What is a good strategy to revise previous subjects with new subjects while preparing for GATE?
Updated: Jul 24, 2020
Before going to fix on a particular strategy, it is good to know and understand WHY revision is important.
We are preparing subject by subject for GATE, we do study well and are able to solve most of the questions. Then when we come across a question randomly from a subject we studied like a few months ago - we are like did we even study this topic ?!
The panic mode starts! Having given various exams over the year from JEE, GATE to CAT - I have experienced this quite a few times.
Our mind tells us “I want you to panic”
It is essential to take control of the situation and not let the panic decide your study schedule.
How to do that?
Three-part strategy to revise subjects for exams like GATE and ESE
I will divide this into three aspects.
Things to do when studying a topic for the first time, so that revision becomes easier.
How to revise after completing one subject
How to make sure you have revised completely
#1 What you should do when studying for the first time?
Focus on the conceptual part of any topic before going on to solve problems. Solving problems is important, but it is always secondary to understanding a topic.
Just think like you will not get a chance to reread this topic. Try to understand with that mindset.
A checklist before you proceed on to next topic
Have you understood all the concepts: Try to question yourself why it happens, what else can happen and so on.
Are you able to solve at least 80% of the previous year problems
Have you noted down the key points
Note down important things which you feel is essential. This will help our brain recollect next time when you revise.
There might be some things you do not understand. Note them down, and later you can give a shot at this topic refreshed.
#2 How to revise after completing one subject?
Our objective to retain the information for as long as possible, at least till the exam date. Even though you master part I, it is difficult for us to recollect some lengthy formulas.
Once you move on to the next subject, try to recollect the important points and formulas from the previous subject every morning or weekly once whichever works for you.
You can write them down in a notebook or do it orally as well (without referring anywhere). When you do this, you will know what information you are struggling and not confident.
Even though you may get it right, you will struggle to recollect—Mark these.
When this happens, don’t panic. Just trust that you have studied well; all you need to do is look at this topic again and get it right tomorrow when you do this exercise again.
In this way, you will always remember if you are going wrong. This will turn your weakness into a strength.
When you write these down, spend some time after writing the formulas before checking them (like if you have made some silly mistake, if dimensions are not matching etc.). And you will know it when you are writing the formula wrong, check dimensions (SSD = vt + v^2/2gf => vt should come in metres, v^2/2gf should come in metres as well).
If you keep doing this consistently, the time to revise will keep on coming down every week. You will feel it with your increase in confidence.
#3 How to make sure you have revised completely?
This part is optional, and you can think of this as a booster if you need it. Now, after completing part I and II - every month, you can take a previous subject.

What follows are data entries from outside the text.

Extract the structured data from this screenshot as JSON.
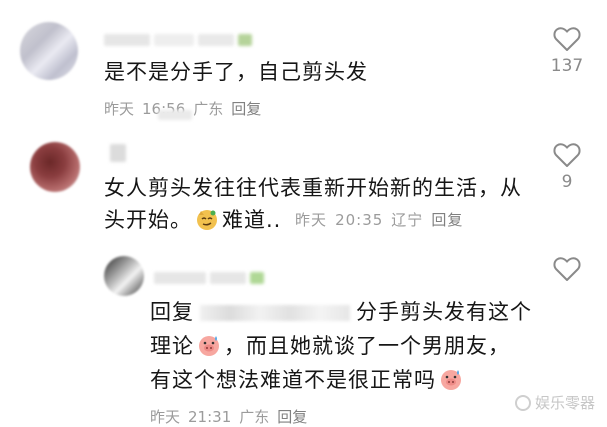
{
  "comments": [
    {
      "text": "是不是分手了，自己剪头发",
      "date": "昨天",
      "time": "16:56",
      "location": "广东",
      "reply_label": "回复",
      "likes": "137"
    },
    {
      "text_line1": "女人剪头发往往代表重新开始新的生活，从",
      "text_line2": "头开始。",
      "trailing_text": "难道..",
      "date": "昨天",
      "time": "20:35",
      "location": "辽宁",
      "reply_label": "回复",
      "likes": "9"
    },
    {
      "reply_prefix": "回复",
      "line1_after_mention": "分手剪头发有这个",
      "line2_a": "理论",
      "line2_b": "，而且她就谈了一个男朋友，",
      "line3": "有这个想法难道不是很正常吗",
      "date": "昨天",
      "time": "21:31",
      "location": "广东",
      "reply_label": "回复"
    }
  ],
  "watermark": "娱乐零器",
  "icons": {
    "like": "heart-outline-icon",
    "emoji_1": "smug-face-emoji-icon",
    "emoji_2": "pig-sweat-emoji-icon"
  },
  "colors": {
    "text": "#161616",
    "meta": "#9b9b9b",
    "like_count": "#8a8a8a"
  }
}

Pick 10 questions from that subject.
Keep a timer and try to solve them.
If you can do most of them in the given time, you know you have mastered that subject.

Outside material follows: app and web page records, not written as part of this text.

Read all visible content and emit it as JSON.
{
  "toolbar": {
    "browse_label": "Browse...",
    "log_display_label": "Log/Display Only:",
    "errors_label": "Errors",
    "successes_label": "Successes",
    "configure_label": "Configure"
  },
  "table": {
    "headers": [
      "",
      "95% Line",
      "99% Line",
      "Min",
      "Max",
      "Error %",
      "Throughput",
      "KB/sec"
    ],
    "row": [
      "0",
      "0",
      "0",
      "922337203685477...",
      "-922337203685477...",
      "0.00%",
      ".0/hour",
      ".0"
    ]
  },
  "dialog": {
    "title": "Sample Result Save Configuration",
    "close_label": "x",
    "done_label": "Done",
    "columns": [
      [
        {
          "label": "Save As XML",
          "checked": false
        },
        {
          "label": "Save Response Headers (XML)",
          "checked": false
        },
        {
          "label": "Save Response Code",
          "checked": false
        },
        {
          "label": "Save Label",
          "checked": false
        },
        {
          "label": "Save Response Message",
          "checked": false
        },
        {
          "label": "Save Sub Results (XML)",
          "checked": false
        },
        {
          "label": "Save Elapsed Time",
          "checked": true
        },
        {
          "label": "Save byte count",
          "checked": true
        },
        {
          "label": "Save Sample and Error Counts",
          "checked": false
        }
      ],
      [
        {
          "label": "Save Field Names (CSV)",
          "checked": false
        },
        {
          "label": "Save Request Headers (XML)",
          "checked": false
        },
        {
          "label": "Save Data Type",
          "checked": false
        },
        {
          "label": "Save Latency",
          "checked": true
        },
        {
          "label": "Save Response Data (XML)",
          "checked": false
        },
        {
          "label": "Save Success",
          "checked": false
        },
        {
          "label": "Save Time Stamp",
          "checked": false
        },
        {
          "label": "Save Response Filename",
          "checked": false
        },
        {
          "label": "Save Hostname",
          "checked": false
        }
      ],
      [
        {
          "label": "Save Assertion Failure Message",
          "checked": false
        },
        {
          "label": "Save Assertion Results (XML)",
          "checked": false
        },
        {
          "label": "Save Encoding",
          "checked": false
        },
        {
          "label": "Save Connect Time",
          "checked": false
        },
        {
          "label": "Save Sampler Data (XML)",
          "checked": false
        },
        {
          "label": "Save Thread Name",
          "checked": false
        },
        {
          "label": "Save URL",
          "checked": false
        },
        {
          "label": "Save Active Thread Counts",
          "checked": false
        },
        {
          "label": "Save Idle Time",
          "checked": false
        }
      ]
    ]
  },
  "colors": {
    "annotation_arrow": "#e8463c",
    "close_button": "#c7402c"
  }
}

If not, try to find the mistakes you did.
This will help you make a judgement if you can spend 2–3 more days on some particular topics in those subjects.

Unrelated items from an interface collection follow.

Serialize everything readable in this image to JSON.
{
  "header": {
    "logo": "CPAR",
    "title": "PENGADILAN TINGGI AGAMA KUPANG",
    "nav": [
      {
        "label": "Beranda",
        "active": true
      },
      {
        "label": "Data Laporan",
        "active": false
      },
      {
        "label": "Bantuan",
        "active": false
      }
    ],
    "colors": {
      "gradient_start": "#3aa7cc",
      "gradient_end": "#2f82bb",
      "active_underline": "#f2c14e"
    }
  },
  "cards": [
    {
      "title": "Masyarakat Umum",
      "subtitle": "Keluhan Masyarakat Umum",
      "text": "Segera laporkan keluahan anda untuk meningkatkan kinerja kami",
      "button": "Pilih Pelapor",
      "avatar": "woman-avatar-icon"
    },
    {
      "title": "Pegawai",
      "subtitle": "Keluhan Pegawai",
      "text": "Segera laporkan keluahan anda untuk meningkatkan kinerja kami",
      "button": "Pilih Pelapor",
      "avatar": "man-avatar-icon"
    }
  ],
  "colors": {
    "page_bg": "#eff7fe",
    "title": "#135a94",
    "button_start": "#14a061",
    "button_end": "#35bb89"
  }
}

Watch this video to gather revision tips and master subjects.
Have you been revising the right way? What is your strategy - is it one of the above or you have your own way?